Length: 116 minutes
Release Date: September 11, 2011
Directed by: Sarah Polley
Genre: Comedy / Drama
Stars: 3 out of 5
A cinematic sleeper, “Take This Waltz” tells the tale of Margot, a nearly 30 writer who struggles with her relationship with her husband while she commences a dalliance with the gregarious rickshaw driver and artist living across the street. After five years of marriage, Margot ponders whether her thoroughly devoted husband is still the right man for her. The film depicts how her decisions impact her life and those around her, sometimes in unanticipated ways.
Serendipity plays a role in this film, which premiered at the Toronto Film Festival. When Margot begins to feel vaguely dissatisfied in her marriage to Lou, she meets Daniel the rickshaw driver while on a business trip. There is a noticeable spark between them, which fans when the duo learn that they live across the street from one another.
As the plot evolves, Margot and Daniel’s dalliances become more frequent and serious, and she determines that she would be happier with him than with her husband. Ever the faithful and supportive spouse, Lou understands Margot’s decision to leave him. She moves in with Daniel.
In short speed, Margot comes to conclude that life with Daniel is not all that she imagined it would be. In time, Margot is confronted by Lou’s sister, Geraldine, a recovering alcoholic. While intoxicated, Geraldine explains to Margot that leaving Lou was not the answer and that every relationship has gaps and a person must find a way to fill them without abandoning the situation.
Actor Michelle Williams breathes life into the role of Margot. She renders Margot both a believable and sympathetic character, even when she is abandoning her highly likable husband to run off with the rickshaw driver across the way. Having been in a long term relationship with brilliant actor Heath Ledger that ended not long before his untimely death, her own life experiences have likely provided her a unique inspiration to play a character faced with the intricate challenges of a complicated relationship.
With three Oscar nominations under her belt, notably for her stunning portrayal of Marilyn Monroe in “My Week With Marilyn” in 2011, “Take This Waltz” further underscores why Williams is deserving of accolades. Although not a face regularly seen on the cover of tabloids, Williams nonetheless is a Hollywood talent powerhouse, turning in solid performances since her critically acclaimed turn as a high school student said to be responsible for accidentally bringing down Richard Nixon in the Watergate satire, “Dick.”
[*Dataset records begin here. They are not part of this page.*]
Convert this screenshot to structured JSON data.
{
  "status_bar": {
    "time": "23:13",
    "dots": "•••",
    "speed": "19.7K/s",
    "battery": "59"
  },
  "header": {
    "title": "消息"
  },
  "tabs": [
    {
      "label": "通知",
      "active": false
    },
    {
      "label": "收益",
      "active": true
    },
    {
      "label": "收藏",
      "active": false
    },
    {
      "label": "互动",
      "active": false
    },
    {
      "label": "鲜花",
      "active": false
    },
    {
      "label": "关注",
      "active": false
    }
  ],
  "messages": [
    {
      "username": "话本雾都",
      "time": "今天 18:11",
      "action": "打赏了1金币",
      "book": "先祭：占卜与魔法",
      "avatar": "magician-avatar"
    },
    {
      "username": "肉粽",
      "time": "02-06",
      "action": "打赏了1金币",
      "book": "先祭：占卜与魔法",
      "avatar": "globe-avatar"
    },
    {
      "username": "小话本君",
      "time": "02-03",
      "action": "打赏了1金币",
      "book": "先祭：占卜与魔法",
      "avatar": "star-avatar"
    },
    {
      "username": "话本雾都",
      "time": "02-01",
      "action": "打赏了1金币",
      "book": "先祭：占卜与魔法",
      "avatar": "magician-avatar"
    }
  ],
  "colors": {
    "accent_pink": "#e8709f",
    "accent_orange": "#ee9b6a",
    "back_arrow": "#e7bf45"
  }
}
Lou, the likable, if not beleaguered, husband is played by perpetual film nice guy Seth Rogan. Although the character of Lou truly is not a stretch for Rogan and represents a part moviegoers have seen Rogan fill several times, he does turn in a solid performance. Because of Rogan’s solid performance, the audience roots for his character as he muddles through a life with and without Margot at his side.
Acerbic comedienne Sarah Silverman shines as Lou’s alcoholic sister, Geraldine. Her pointed delivery style, likely sharpened through years as a stand-up comic, renders her a perfect fit for the character of Geraldine. Tough and no nonsense – despite, or perhaps because of – her own battles with booze, Geraldine provides a sort of moral compass for the drifting Margot and a meaningful sounding board for her brother, Lou.
“Take This Waltz” represents Sarah Polley’s second turn as a feature film director. She also wrote the well-crafted screenplay for the film. Her first screenplay, “Away From Her,” won her an Oscar nod. She brings years of experience as a motion picture and television actor to her efforts as a director, which are represented in the easy way her cast maneuvers through the scenes in this film.
Polley’s screenplay is a well-crafted piece. The dialog is entrancing, taking the audience along with Margot as she sorts through the complications of her relationships while trying to find a more grounded existence. Polley manages the task of combing pathos and comedy with seeming ease and in a manner with which the audience can connect and relate.
Although “Take This Waltz” was not a box office sensation for its producers, it has been a cinematic art house favorite in more recent years. What it may lack in money generation, “Take This Waltz” makes up for in the on-screen efforts of its talented cast and crew. Moviegoers lock into the characters early on in the film, which takes them through the maze the characters travel in coming to understand themselves, each other and the ways in which they connect best.